I'm currently in the Udacity introductory courses on statistics and physics, again for personal review and also to check them out for my children. I'm intensely curious about how this course delivery model will develop, so I'm jumping in to use the Massive Open Online Courses to study subjects I like to self-study anyhow.
All I can say is that for this course I would even be willing to invest myself even more (both in time and money) at the level of requirement of a graduate course. I really would be interested in paying the standart fee and follow the same course than the stanford students follow and have a kind of official credit in reward.
The problem is that there is basically no "service" at all. The first iteration was delayed by several weeks (without any prior notice or status update) and there were several problems with the certificates (Ive gotten less programming credits than I should have and others had similar problems) but got no chance to get this corrected.
I guess thats the problem with free courses (and thats the reason I would like to pay some fee for it): You can just record the lessons once and afterwards repeat the course how often you want with very little updates - and very little help/service for students.
That's the real challenge to all the middle-of-the-road schools out there. Now they can be directly compared to the best.
What's the business model though? Because that can only go so long without the teachers/experts earning money.. and if they earn money, someone else must be also earning the money to pay them.
I've tried the sociology one but really didn't dig the first texts we had to read.
I'm waiting for gamification, python, object in french, crypto II, greek mythology...
I'm also taking Algorithms in Udacity, but I don't really like Udacity too much.
Both were great experiences, and I learnt a lot. However, each course was many hours of work per week for me. There are easily 10 courses I would like to take from the current offering, but for me (have a family, working full time), the biggest constraint is time.

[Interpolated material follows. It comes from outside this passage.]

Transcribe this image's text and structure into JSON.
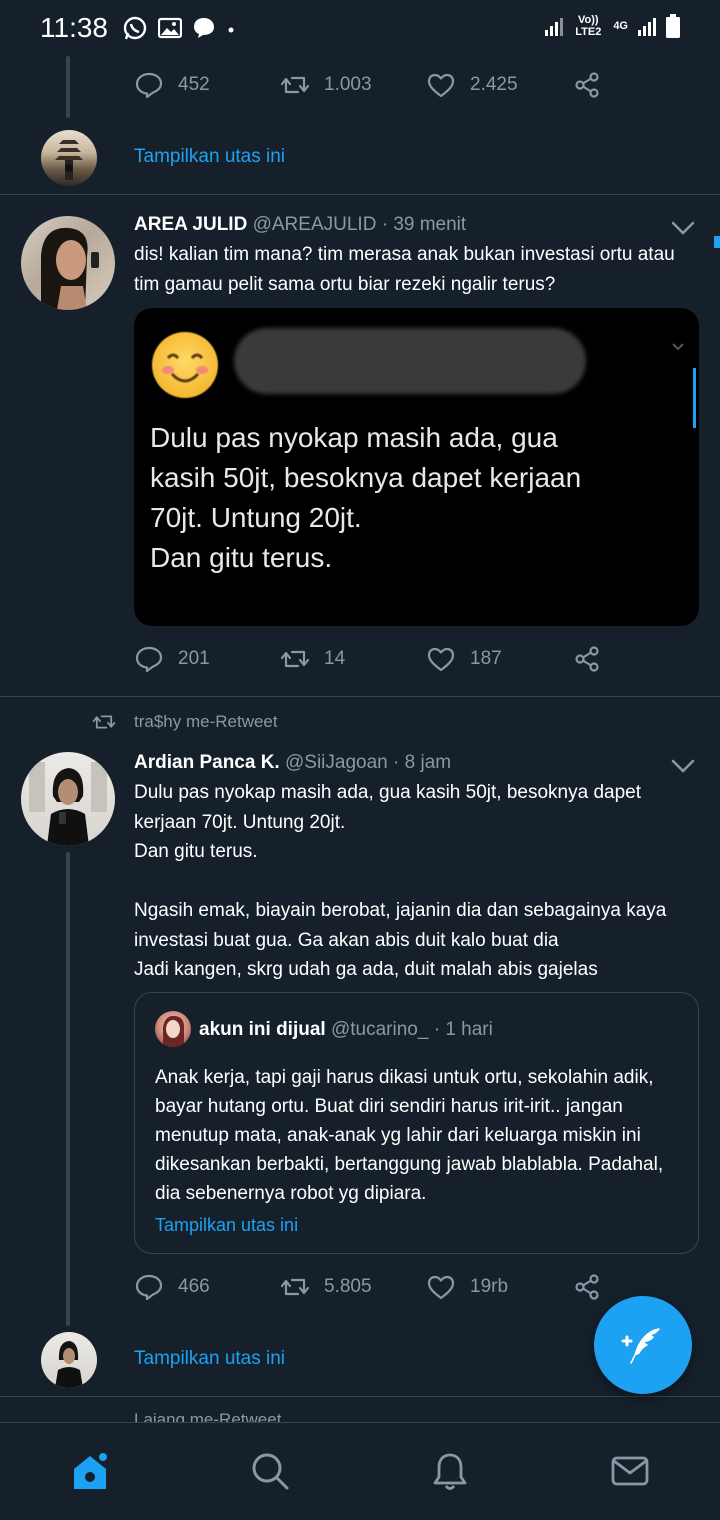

Nice though to have the choice once you decide to take one.
I have written in more detail about my experience with Coursera: http://henrikwarne.com/2012/05/08/coursera-algorithms-course... and http://henrikwarne.com/2011/12/18/introduction-to-databases-...
I took a Coursera course last month, and despite a couple of weirdnesses, it was a really enjoyable experience. I don't really get Udacity, but I'm definitely going to take a couple more of these courses.
It also appears as though they're starting to figure out how to mark essays, etc without involving huge numbers of lecturers. It's an exciting time for eduction.
EDIT: Oh, nevermind, I've found it. It seems that student grade each other's essays - one student grades three other students.
Look here, under Peer Evaluation:
The workload looks reasonably significant, which I'm happy about. I'm a little skeptical of peer grading of essays, but it's something they've got to figure out for the future.
Every class I've done so far has had a tiny minority of forum whining about grades. I'm expecting it to be notably higher in this class, but we'll see how it goes...
Coursera seems like bunch of interesting courses put together, rather than structured degree thing.
I think this is because universities see coursera as way increase its reputation with the public rather an alternative to university lectures.
Udacity seems more approachable and familiar. Oddly enough, even with 2000+ episodes, so does Khan Academy.
There is one that teaches Django?
It is one of those topics that there is not too much helpful material online - so I am looking forward to it.